I’m listening to Jonathan Schwarz on WYNC, because, you know, it’s Saturday afternoon and I’m trying to get used to going back to work by composing syllabi. I’m going back into the classroom, which is more like doing stand-up comedy than any other job I’ve had, but still, it feels new, it makes me nervous, and meanwhile this deep breathy pretentious radio voice now saturates every sonic space in this small apartment, so I’ve just given in, given up.
Old Jonathan is pretending to interview George Gershwin, and for god’s sake it’s convincing, especially as an introduction to “Ask Me Again,” a song that will break your heart unless you can’t hear, and then he plays the Nelson Riddle arrangement of Gershwin’s “Someone Who’ll Watch Over Me,” where the brooding horns and the prickly guitar outweigh the insipid strings, framing Sinatra’s quavering voice perfectly, making it sound absolutely authentic, as if this man could mean what he says–as if you could believe what your lover just said, and act on it in good faith. Maybe that’s the music instinct.
But look at it another way. On the subway an hour ago I noticed that my black Kipling satchel–a gift from my girlfriend, a handsome and yet shapeless thing, always slouching toward dishevelment, perhaps it reminded her of me in my former life–well, I noticed that this familiar black bag had suddenly acquired some local structure, the backbone, you might say, it had lacked in its previous incarnation as the rumpled repository of everything I could carry on my way downtown.

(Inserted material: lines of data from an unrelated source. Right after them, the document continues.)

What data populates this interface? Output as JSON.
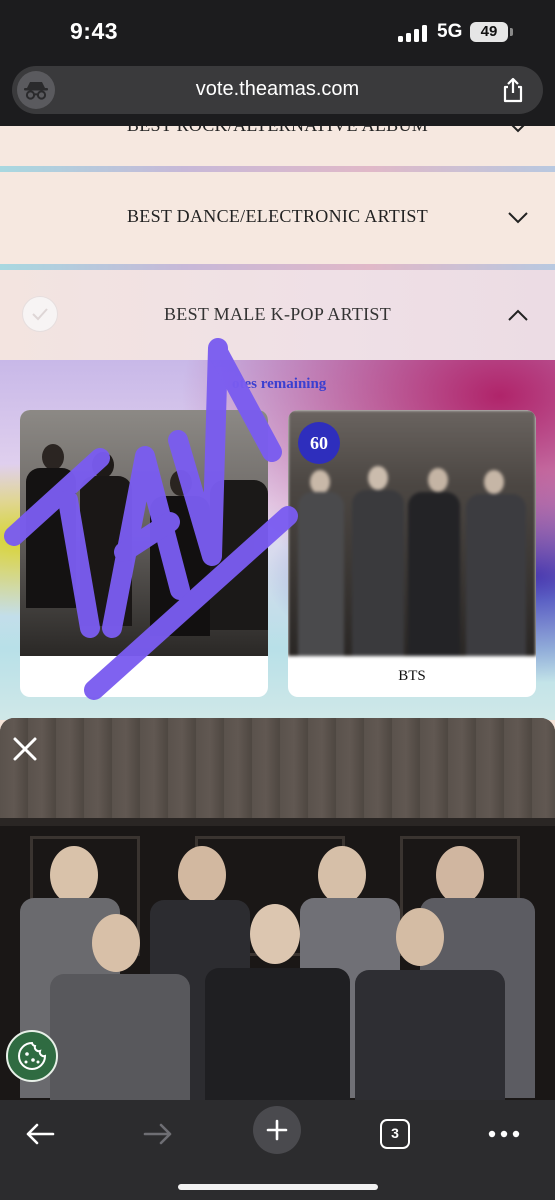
{
  "status_bar": {
    "time": "9:43",
    "network": "5G",
    "battery": "49"
  },
  "browser": {
    "url": "vote.theamas.com",
    "tab_count": "3"
  },
  "categories": {
    "prev_partial": "BEST ROCK/ALTERNATIVE ALBUM",
    "dance": "BEST DANCE/ELECTRONIC ARTIST",
    "kpop": "BEST MALE K-POP ARTIST"
  },
  "voting": {
    "votes_remaining_text": "otes remaining",
    "nominees": [
      {
        "name": "",
        "votes": ""
      },
      {
        "name": "BTS",
        "votes": "60"
      }
    ]
  },
  "overlay": {
    "scribble_text": "TAN"
  },
  "colors": {
    "accent": "#2e2ebd",
    "scribble": "#7a5cf0",
    "cookie": "#2f6b41"
  },
  "icons": [
    "incognito-icon",
    "share-icon",
    "chevron-down-icon",
    "chevron-up-icon",
    "check-icon",
    "close-icon",
    "cookie-icon",
    "back-icon",
    "forward-icon",
    "plus-icon",
    "more-icon"
  ]
}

I set it down on the floor of the subway car and for once it stood up on its own, not needing my tightened feet and locked knees to keep it upright. I looked quizzically at it, asking, What, do you think I’m just going to throw you away? Do you think that sitting up and begging for attention will prolong those days strapped to my shoulder? Do you think that this brand new, slim black case perched on my knee is your competition?
That new Casauri case was, in fact, perched on my knee, material evidence of my impending infidelity, my intention to carry the computer and its collateral freight in another way. It holds less than the old Kipling bag, even with all its incongruous pockets and sleeves, but that’s what I want just now, to hold less, to shed some baggage, to lighten up. That’s not as easy as it sounds. not even at my advanced age, because every divestiture, whether economic or immaterial, requires more emotional expenditure than what you think you’ve got saved.

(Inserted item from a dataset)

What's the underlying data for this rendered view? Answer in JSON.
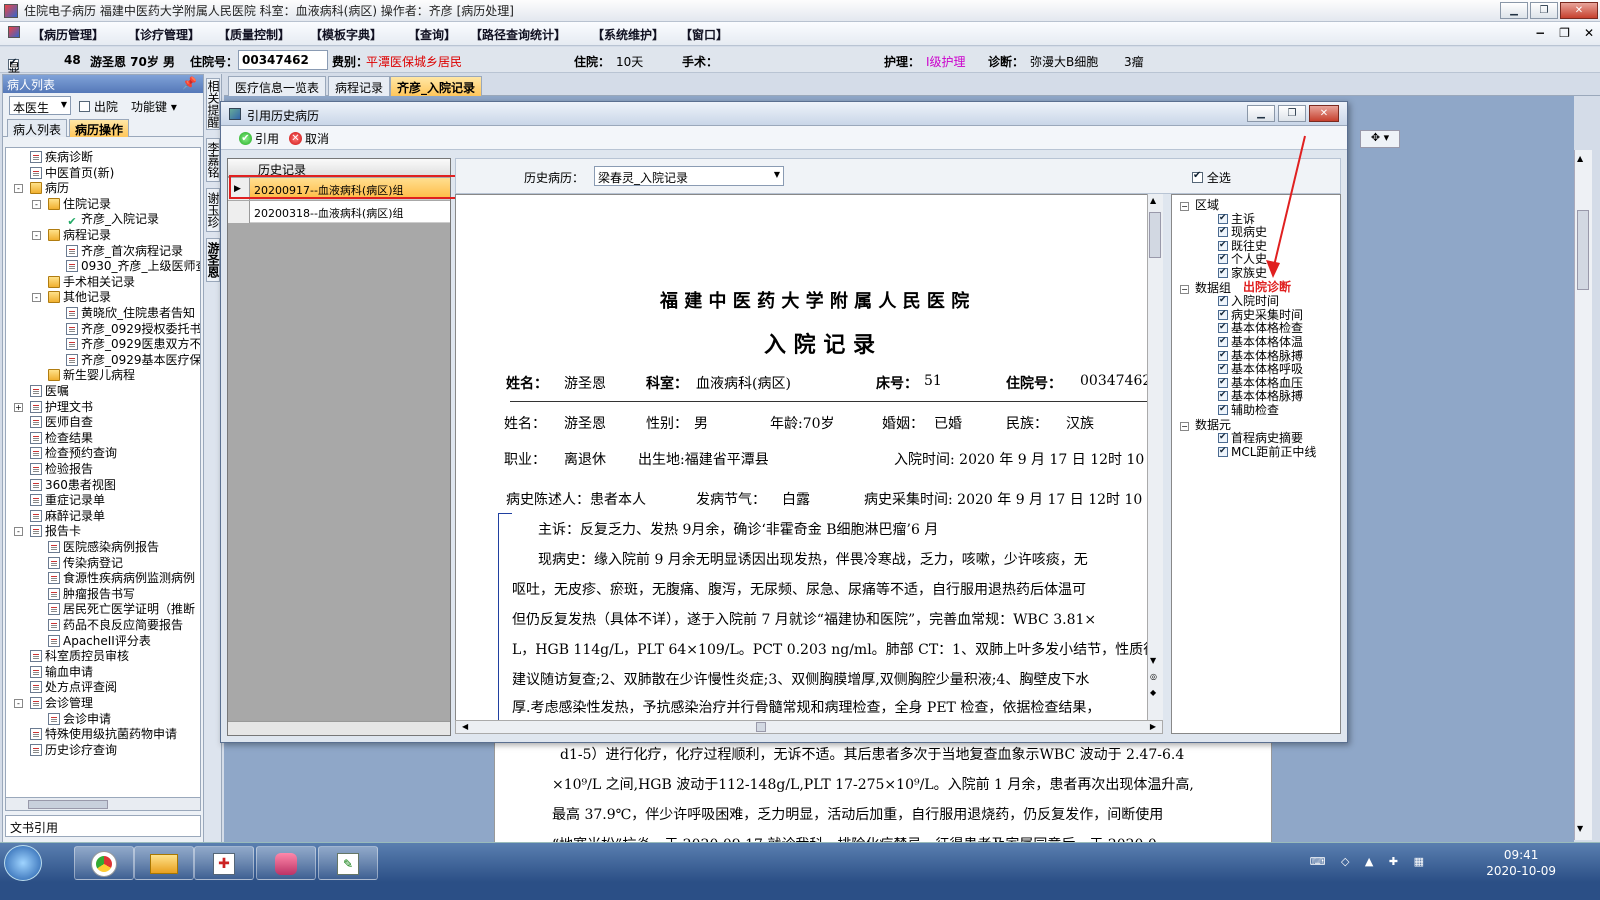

So I looked at that old bag differently. I started rummaging through the once-limp satchel, and realized that its new, almost sentient posture was my girlfriend’s doing: she had put a stowaway on board this vessel, and it was a box of garbage bags. I was at first appalled–my secret cargo is plastic garbage bags?–but then I was grateful for the reminder of the need for structure in every life, including my own. So, I say, thanks, baby, for the bag(s).